Santolina chamaecyparissus
Santolina chamaecyparissus flowers.jpg
Scientific classification edit
Kingdom: Plantae
Clade: Tracheophytes
Clade: Angiosperms
Clade: Eudicots
Clade: Asterids
Order: Asterales
Family: Asteraceae
Genus: Santolina
S. chamaecyparissus
Binomial name
Santolina chamaecyparissus

Santolina marchii Arrigoni

Santolina chamaecyparissus (syn. S. incana), known as cotton lavender or lavender-cotton,[4] is a species of flowering plant in the family Asteraceae, native to the western and central Mediterranean.


The specific epithet chamaecyparissus means "like Chamaecyparis" (ground cypress), though it is not closely related to that plant.[5] It is also not closely related to either cotton or lavender, despite its common name "cotton lavender". Recognized varieties or subspecies are

  • var. etrusca Lacaita ≡ S. etrusca (Lacaita) Marchi & D'Amato
  • subsp. magonica O. Bolòs, Molin. & P. Monts. ≡ S. magonica (O. Bolòs, Molin. & P. Monts.) Romo, = var. teucrietorum O. Bolòs & Vigo
  • var. pectinata f. insularis Gennari ex Fiori ≡ S. insularis (Gennari ex Fiori) Arrigoni
  • var. vedranensis O. Bolòs & Vigo ≡ S. vedranensis (O. Bolòs & Vigo) L. Sáez, M. Serrano, S. Ortiz & R. Carbajal[6]


It is a small evergreen shrub growing to 50 cm (20 in) tall and broad. Densely covered in aromatic, grey-green leaves, in summer it produces masses of yellow, button-like composite flowerheads, held on slender stems above the foliage. The disc florets are tubular and there are no ray florets.[7]


This plant is valued in cultivation as groundcover or as an edging plant for a hot, sunny, well-drained spot, though it may be short-lived. Once established, plants can tolerate dry and poor soils. Its compact shape can be maintained by cutting back in spring. [8]

Numerous cultivars have been produced, of which 'Nana', a dwarf form growing to 25 cm (10 in), has gained the Royal Horticultural Society's Award of Garden Merit.[9]

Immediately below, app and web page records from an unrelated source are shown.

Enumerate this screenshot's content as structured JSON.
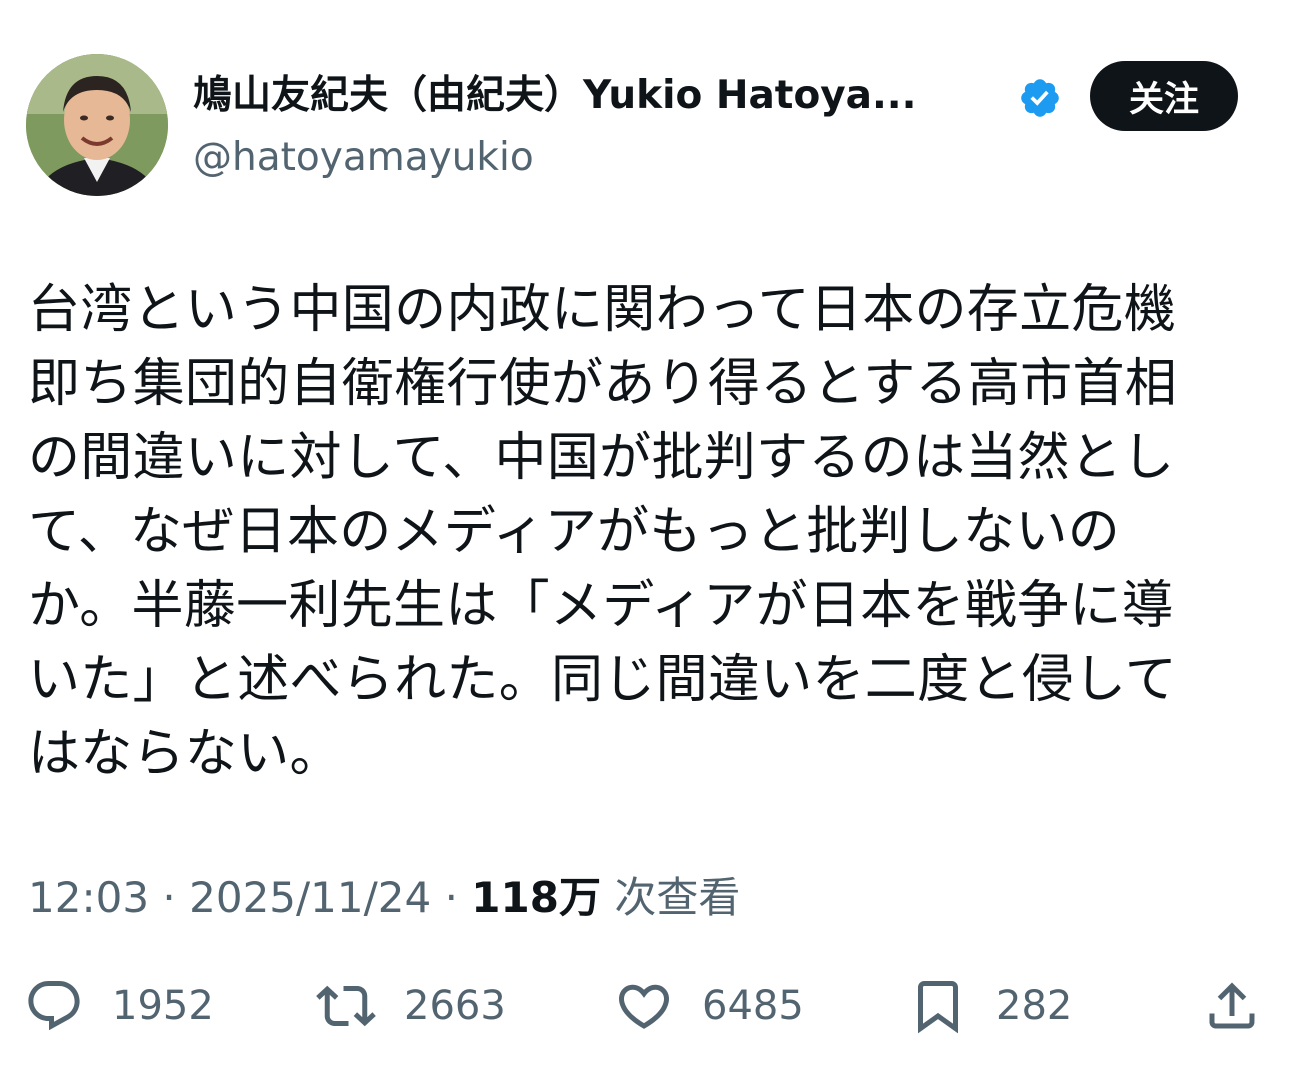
{
  "author": {
    "display_name": "鳩山友紀夫（由紀夫）Yukio Hatoya...",
    "handle": "@hatoyamayukio",
    "verified_badge_color": "#1d9bf0"
  },
  "follow_button": {
    "label": "关注"
  },
  "tweet": {
    "text": "台湾という中国の内政に関わって日本の存立危機\n即ち集団的自衛権行使があり得るとする高市首相\nの間違いに対して、中国が批判するのは当然とし\nて、なぜ日本のメディアがもっと批判しないの\nか。半藤一利先生は「メディアが日本を戦争に導\nいた」と述べられた。同じ間違いを二度と侵して\nはならない。"
  },
  "meta": {
    "time": "12:03",
    "sep1": "·",
    "date": "2025/11/24",
    "sep2": "·",
    "views_count": "118万",
    "views_label": "次查看"
  },
  "actions": {
    "reply": {
      "icon": "reply-icon",
      "count": "1952"
    },
    "retweet": {
      "icon": "retweet-icon",
      "count": "2663"
    },
    "like": {
      "icon": "heart-icon",
      "count": "6485"
    },
    "bookmark": {
      "icon": "bookmark-icon",
      "count": "282"
    },
    "share": {
      "icon": "share-icon"
    }
  },
  "colors": {
    "text_primary": "#0f1419",
    "text_secondary": "#536471",
    "accent": "#1d9bf0"
  }
}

In cosmetics it is used as a tonic.[10] It is an effective fumigant[11]


Photo gallery


  1. ^ "Santolina chamaecyparissus". International Plant Names Index (IPNI). Royal Botanic Gardens, Kew. Retrieved 2008-06-27.
  2. ^ UniProt. "Species Santolina chamaecyparissus". Retrieved 2008-06-27.
  3. ^ Botanic Garden and Botanical Museum Berlin-Dahlem. "Details for: Santolina chamaecyparissus". Euro+Med PlantBase. Free University of Berlin. Retrieved 2008-06-27.
  4. ^ BSBI List 2007 (xls). Botanical Society of Britain and Ireland. Archived from the original (xls) on 2015-06-26. Retrieved 2014-10-17.
  5. ^ Harrison, Lorraine (2012). RHS Latin for gardeners. United Kingdom: Mitchell Beazley. p. 224. ISBN 9781845337315.
  6. ^ Giacò, Antonio; Astuti, Giovanni; Peruzzi, Lorenzo (2021). "Typification and nomenclature of the names in the Santolina chamaecyparissus species complex (Asteraceae)". Taxon. 70 (1): 189–201. doi:10.1002/tax.12429. ISSN 1996-8175.
  7. ^ RHS A-Z encyclopedia of garden plants. United Kingdom: Dorling Kindersley. 2008. p. 1136. ISBN 978-1405332965.
  8. ^ "Santolina chamaecyparissus - Plant Finder". Retrieved 2018-07-03.
  9. ^ "RHS Plant Selector - Santolina chamaecyparissus 'Nana'". Retrieved 5 March 2021.
  10. ^ Carrasco, F. (2009). "Ingredientes Cosméticos". Diccionario de Ingredientes 4ª Ed. p. 509. ISBN 978-84-613-4979-1.
  11. ^ Wave Hill Botanical Garden Sign (14 August 2021). "English: Lavender cotton, Santolina Chamaecyparissus".
  12. ^ Álvarez, L. A.; Pérez-Sierra, A.; León, M.; Armengol, J.; García-Jiménez, J. "Lavender cotton root rot: a new host of Phytophthora tentaculata found in Spain". American Phytopathological Society. Cite journal requires |journal= (help)

External links